Bill would send St. Clair County children to overcrowded Paine Elementary
By Gary Lloyd
TRUSSVILLE — A bill that would annex homes in the St. Clair County neighborhood Carrington Estates into the city of Trussville will go before a county and municipal government committee today.
The bill’s sponsor, State Rep. Jim McClendon, R-Springville, said he wasn’t sure how many homes in the subdivision would be annexed, but he said a petition was signed by about 100 people requesting the annexation. He also said some parts of the neighborhood were annexed in several years ago.
McClendon said residents of the subdivision wanted to be part of Trussville so children would be able to attend Paine Primary School, a much closer school than elementary schools in Springville or Margaret. McClendon said the bill would allow parents to keep their children enrolled in St. Clair County schools or enroll them in Trussville schools.
“Those people will have an option, but eventually all of those children will go into the Trussville school system,” he said.
McClendon said he wasn’t sure of an exact number of students the bill could affect in the Carrington Estates area, but he projected it to be around 25 or 30 students in kindergarten through 12th grade.
McClendon said he was unaware of the seven-millage property tax vote set for Feb. 25 in Trussville.

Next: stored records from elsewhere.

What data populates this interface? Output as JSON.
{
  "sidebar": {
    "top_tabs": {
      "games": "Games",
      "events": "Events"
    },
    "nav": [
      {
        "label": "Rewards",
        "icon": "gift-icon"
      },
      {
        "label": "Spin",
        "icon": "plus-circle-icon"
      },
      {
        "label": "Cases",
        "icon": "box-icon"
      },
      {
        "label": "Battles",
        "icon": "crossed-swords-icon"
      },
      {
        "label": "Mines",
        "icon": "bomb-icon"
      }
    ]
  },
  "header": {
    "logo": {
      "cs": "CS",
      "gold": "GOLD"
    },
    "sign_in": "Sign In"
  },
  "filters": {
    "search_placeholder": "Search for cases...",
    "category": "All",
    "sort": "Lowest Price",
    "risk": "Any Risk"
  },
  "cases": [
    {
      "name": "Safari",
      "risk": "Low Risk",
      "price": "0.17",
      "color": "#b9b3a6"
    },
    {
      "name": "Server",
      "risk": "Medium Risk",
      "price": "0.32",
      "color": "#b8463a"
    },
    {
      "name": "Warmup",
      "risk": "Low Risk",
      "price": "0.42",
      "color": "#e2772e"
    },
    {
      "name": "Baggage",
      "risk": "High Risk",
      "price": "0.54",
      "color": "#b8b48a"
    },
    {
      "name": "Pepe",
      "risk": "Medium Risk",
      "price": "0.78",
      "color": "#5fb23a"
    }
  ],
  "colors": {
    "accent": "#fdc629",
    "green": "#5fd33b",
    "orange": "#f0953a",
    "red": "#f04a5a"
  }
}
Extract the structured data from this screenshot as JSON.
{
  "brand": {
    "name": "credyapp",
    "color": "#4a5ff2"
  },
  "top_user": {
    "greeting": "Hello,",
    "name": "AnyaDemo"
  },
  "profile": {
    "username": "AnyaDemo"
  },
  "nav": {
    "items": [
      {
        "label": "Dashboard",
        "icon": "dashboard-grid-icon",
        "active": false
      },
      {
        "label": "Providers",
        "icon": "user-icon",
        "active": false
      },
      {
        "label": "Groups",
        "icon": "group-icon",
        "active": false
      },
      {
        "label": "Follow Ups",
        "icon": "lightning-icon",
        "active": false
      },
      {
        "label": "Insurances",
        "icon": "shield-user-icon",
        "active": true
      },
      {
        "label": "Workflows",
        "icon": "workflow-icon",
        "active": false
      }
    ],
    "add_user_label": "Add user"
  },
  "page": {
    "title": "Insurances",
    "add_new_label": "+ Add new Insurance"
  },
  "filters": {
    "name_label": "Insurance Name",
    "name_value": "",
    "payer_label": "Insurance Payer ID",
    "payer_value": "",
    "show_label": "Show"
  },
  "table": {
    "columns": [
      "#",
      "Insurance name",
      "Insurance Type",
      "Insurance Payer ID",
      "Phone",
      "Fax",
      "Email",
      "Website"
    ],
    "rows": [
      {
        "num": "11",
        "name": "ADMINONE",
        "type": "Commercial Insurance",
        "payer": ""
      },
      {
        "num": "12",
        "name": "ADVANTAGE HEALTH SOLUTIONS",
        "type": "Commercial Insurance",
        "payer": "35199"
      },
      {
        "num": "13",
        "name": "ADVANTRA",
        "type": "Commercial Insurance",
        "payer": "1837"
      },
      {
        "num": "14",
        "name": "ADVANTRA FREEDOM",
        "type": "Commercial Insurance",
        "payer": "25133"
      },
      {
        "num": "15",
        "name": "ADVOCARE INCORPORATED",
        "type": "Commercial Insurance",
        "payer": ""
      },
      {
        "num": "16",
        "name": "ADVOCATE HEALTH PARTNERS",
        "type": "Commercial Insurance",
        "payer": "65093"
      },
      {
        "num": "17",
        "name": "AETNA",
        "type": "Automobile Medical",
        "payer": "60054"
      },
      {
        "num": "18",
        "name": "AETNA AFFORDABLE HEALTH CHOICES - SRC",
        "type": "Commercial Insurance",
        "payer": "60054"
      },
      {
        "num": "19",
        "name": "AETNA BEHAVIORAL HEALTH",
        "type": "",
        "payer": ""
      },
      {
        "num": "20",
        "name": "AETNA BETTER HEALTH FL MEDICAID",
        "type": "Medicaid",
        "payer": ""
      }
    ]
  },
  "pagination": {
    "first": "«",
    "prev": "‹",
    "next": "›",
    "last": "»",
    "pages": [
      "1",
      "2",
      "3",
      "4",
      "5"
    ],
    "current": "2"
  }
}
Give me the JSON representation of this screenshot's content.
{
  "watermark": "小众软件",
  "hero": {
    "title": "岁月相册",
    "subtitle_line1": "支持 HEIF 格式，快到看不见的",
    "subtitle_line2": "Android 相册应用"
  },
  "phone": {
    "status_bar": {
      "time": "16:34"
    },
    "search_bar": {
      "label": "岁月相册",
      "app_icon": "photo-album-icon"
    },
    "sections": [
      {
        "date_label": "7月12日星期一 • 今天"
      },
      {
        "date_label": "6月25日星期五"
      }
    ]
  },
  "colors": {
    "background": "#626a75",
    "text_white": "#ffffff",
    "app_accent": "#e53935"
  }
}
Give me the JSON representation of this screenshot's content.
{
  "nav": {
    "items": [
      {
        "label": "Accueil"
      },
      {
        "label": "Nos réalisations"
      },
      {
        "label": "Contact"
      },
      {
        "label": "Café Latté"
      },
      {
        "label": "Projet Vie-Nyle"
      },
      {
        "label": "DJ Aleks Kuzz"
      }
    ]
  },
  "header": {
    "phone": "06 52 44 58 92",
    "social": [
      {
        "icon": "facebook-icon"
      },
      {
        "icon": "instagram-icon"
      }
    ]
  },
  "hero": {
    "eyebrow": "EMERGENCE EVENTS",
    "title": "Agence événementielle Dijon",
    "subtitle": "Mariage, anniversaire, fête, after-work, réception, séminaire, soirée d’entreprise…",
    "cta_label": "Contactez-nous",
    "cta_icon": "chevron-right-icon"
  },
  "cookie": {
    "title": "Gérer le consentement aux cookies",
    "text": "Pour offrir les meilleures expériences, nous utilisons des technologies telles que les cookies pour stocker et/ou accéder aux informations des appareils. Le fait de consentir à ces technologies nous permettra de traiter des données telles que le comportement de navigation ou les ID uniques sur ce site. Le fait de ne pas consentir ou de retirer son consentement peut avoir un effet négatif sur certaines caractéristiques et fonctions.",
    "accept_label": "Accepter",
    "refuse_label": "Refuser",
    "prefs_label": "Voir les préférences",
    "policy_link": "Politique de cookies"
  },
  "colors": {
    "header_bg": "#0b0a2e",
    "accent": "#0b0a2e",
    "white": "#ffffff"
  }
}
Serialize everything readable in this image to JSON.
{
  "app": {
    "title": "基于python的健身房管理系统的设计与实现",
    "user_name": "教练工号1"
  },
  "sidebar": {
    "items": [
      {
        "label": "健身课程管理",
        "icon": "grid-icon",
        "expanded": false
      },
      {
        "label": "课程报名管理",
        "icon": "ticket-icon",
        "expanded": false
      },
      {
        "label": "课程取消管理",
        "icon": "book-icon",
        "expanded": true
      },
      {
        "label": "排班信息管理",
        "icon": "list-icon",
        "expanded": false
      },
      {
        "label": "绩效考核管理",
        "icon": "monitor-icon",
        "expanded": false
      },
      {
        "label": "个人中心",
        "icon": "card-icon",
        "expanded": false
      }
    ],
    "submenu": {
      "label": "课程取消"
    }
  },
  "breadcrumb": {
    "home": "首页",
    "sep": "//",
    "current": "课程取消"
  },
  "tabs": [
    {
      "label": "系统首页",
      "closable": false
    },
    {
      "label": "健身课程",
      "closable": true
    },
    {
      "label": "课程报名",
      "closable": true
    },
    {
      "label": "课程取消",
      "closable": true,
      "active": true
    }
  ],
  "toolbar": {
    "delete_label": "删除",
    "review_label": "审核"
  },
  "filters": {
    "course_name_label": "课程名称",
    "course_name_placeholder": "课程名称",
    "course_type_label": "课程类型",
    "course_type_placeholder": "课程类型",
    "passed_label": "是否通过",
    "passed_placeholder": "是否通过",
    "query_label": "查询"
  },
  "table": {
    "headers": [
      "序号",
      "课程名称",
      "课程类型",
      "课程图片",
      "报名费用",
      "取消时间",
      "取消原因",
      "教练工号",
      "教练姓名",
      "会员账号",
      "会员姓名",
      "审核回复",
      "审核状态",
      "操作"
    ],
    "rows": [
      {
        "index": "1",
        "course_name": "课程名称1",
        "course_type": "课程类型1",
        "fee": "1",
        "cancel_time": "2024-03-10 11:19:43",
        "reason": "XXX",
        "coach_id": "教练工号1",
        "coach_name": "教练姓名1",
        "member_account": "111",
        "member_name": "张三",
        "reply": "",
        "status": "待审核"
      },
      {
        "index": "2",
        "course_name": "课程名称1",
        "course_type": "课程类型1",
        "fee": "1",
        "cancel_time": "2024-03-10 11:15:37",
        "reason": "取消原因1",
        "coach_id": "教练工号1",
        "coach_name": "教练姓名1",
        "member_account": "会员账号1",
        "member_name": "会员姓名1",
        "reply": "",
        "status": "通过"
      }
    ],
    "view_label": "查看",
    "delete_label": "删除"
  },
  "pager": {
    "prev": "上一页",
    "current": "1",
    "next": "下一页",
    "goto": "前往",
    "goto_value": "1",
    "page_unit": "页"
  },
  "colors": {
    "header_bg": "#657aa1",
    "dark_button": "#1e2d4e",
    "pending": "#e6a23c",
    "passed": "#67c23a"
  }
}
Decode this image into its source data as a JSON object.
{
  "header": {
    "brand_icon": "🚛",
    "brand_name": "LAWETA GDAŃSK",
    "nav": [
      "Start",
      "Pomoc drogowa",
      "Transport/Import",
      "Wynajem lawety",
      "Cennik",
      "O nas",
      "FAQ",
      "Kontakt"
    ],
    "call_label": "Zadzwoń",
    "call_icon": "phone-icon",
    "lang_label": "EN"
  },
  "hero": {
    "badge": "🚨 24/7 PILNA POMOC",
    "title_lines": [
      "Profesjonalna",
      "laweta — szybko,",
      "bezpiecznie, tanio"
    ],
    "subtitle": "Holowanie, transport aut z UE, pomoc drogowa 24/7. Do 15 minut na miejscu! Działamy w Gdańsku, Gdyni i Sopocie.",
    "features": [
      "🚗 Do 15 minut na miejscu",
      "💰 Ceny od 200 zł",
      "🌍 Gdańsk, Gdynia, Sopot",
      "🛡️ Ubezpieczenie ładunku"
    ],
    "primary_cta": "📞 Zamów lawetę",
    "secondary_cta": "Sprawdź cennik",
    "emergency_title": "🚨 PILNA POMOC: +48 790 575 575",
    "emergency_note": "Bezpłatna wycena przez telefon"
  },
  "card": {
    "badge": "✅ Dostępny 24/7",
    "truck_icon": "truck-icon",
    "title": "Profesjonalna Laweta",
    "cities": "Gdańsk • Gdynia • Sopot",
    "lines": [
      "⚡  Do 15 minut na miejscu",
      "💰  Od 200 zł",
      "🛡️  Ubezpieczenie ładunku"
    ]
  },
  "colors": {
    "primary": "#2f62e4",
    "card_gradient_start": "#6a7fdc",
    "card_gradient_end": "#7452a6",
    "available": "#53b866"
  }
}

He said he didn’t have any “direct conversations” with anyone from Trussville City Schools about the bill. McClendon said he had “no idea” if allowing St. Clair County residents annexed into Trussville would affect overcrowding or enrollment numbers at the Paine campus, which currently has over 300 students housed in portable classrooms.
Trussville City Schools Superintendent Pattie Neill was not immediately available for comment Wednesday morning.
McClendon said the proposed bill was “very welcomed” by Trussville Mayor Gene Melton.
Melton said the Trussville City Council passed a resolution in 2011 to accept the neighborhood if an agreement could be reached between the residents and St. Clair County officials.
“My dilemma is that Trussville could provide 911 emergency services to those people a whole lot faster than they can get them out of St. Clair County,” Melton said. “I don’t want a house to burn down while they’re waiting on a fire truck while we’ve got a fire station outside the Carrington entrance.”
McClendon said he wasn’t sure if all roads are complete in Carrington Estates. He said he didn’t believe they’re county roads, meaning that if the bill passes, the city of Trussville would likely be responsible for them.
Melton said there is a bond in place from the original developer to help pay for completing the roads.
There is no fee or assessment imposed on the St. Clair County residents in Carrington Estates for schools.
Previous annexations from St. Clair County were required to pay a one-time annexation fee to help offset the difference in the property taxes for schools between the two counties. The fee was paid by homeowners or the developer.
School tax in Jefferson County is 30.1 mills, while school tax in St. Clair County is 13.5 mills.
McClendon said having the services of Trussville’s police and fire departments is also “more convenient.”
McClendon said that should the bill pass the committee today, it would go before the House in the next few weeks. If it passes then, it would go to the State Senate for approval. The annexation does not require Trussville City Council approval.
Trussville City Council President Buddy Choat did not know about the proposed bill.
“This is the first I’ve heard,” Choat said. “I didn’t know anything about this. We (the council) haven’t had any recent discussions about annexing that area. This hasn’t come before the council in two years when a couple of Carrington Estates residents asked about annexation.”
Scott Buttram contributed to this story.